Aim of the exercise:
Determine how many of the lines below include "title", then respond with that number and no other text.

[Collected data entries]

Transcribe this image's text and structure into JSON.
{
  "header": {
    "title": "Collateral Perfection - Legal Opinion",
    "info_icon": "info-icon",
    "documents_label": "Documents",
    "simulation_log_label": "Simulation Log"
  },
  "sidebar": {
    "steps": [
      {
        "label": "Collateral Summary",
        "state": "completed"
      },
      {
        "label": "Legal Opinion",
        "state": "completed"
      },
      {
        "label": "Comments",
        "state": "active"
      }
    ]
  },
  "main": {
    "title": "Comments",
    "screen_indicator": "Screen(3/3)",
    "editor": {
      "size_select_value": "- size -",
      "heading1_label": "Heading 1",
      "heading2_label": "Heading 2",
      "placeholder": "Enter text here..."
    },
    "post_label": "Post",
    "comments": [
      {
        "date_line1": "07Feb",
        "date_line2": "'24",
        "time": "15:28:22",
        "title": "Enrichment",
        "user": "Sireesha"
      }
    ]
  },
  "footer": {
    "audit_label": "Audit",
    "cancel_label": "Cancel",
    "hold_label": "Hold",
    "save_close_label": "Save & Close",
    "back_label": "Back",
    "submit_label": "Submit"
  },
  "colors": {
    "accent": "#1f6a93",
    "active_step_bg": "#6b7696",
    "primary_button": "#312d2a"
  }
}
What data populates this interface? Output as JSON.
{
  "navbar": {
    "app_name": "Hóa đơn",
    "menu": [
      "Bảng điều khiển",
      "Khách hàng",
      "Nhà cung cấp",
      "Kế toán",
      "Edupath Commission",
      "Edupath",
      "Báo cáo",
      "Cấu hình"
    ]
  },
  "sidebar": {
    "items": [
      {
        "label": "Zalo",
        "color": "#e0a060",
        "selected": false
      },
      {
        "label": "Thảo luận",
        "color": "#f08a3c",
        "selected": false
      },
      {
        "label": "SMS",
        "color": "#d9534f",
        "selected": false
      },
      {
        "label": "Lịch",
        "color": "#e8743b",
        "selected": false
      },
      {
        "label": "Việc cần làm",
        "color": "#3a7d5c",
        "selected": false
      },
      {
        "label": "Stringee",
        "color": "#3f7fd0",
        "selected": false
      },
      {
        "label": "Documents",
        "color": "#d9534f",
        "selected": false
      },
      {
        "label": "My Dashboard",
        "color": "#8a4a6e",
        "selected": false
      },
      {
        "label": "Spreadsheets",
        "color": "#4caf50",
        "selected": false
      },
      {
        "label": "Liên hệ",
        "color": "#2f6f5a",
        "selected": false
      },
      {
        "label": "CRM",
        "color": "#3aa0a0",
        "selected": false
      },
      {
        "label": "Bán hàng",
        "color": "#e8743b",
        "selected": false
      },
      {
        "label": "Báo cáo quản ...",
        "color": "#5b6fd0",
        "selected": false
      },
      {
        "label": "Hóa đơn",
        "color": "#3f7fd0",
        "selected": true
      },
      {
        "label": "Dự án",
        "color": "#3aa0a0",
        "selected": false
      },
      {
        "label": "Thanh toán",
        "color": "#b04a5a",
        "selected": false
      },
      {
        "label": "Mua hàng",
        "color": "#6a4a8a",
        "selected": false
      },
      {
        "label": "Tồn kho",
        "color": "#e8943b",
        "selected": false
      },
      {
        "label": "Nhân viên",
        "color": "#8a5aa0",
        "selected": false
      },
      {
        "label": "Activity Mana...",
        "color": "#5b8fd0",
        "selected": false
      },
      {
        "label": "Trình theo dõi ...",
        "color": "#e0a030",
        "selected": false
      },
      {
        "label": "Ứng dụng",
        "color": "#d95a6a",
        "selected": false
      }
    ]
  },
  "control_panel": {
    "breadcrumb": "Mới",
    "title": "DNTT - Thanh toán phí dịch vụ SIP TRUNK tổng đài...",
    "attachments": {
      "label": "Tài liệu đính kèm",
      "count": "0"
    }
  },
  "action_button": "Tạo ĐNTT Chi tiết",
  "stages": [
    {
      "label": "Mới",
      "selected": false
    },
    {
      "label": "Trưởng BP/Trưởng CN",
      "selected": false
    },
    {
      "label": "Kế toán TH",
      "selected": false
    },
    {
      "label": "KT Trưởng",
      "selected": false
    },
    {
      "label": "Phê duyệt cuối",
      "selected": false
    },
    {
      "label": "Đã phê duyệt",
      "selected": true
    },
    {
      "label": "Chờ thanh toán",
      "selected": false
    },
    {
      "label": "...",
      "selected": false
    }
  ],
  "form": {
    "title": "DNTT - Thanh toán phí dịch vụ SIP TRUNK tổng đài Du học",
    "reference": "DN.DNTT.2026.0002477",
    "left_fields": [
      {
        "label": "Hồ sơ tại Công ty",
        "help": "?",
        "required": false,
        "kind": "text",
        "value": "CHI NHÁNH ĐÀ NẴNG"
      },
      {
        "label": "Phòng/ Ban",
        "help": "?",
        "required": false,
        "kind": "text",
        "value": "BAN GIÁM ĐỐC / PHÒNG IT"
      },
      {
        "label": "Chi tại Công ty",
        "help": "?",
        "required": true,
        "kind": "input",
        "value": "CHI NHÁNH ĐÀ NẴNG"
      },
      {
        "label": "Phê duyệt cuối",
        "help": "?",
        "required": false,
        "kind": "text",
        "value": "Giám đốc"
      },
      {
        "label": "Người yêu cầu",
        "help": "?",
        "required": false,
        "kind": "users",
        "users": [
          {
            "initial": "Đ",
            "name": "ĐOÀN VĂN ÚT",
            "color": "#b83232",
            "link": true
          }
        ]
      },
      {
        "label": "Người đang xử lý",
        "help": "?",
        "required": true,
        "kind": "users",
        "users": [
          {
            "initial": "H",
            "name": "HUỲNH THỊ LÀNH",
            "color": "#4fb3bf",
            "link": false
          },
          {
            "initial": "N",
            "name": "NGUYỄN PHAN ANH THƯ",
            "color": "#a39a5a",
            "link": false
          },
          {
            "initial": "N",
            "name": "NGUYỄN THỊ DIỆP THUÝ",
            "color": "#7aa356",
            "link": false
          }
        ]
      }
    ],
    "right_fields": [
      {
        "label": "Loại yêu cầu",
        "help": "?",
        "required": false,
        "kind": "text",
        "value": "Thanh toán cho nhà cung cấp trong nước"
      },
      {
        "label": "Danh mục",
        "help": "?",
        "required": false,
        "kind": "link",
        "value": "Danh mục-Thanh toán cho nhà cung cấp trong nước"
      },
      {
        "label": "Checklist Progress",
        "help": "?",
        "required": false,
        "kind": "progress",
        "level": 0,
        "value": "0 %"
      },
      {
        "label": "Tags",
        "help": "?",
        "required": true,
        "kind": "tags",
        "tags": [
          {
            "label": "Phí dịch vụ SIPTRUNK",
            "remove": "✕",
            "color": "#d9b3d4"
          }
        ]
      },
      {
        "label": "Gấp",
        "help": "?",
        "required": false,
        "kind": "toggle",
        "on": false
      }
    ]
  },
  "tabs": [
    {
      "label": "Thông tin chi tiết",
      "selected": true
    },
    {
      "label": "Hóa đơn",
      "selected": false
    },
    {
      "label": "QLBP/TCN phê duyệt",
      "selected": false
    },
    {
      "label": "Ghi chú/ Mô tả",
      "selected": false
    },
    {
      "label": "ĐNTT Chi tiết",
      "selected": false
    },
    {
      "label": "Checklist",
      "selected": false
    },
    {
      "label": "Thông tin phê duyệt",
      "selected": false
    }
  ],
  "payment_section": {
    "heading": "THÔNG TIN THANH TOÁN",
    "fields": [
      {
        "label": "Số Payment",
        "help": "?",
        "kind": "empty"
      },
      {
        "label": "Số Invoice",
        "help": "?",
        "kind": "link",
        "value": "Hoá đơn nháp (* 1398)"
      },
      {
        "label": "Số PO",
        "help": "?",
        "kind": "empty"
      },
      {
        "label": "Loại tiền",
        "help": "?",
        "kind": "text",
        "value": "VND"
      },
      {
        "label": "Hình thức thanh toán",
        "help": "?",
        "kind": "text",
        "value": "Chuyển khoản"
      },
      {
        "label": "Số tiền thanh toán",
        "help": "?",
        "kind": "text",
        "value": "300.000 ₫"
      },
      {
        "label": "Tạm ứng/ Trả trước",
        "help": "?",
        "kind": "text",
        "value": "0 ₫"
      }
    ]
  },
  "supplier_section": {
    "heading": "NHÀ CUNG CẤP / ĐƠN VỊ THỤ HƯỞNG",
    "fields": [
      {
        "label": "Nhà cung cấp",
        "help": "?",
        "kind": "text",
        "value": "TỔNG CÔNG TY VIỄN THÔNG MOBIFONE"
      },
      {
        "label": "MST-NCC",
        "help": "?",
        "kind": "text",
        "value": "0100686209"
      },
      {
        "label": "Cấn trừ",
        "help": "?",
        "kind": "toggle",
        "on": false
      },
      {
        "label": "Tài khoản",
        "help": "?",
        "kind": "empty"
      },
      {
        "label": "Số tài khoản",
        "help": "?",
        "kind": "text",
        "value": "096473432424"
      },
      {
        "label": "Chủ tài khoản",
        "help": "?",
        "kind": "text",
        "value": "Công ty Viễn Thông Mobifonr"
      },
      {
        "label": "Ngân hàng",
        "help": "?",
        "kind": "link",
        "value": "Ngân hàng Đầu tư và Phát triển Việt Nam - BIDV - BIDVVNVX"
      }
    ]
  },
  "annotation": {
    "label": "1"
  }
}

Answer section:
5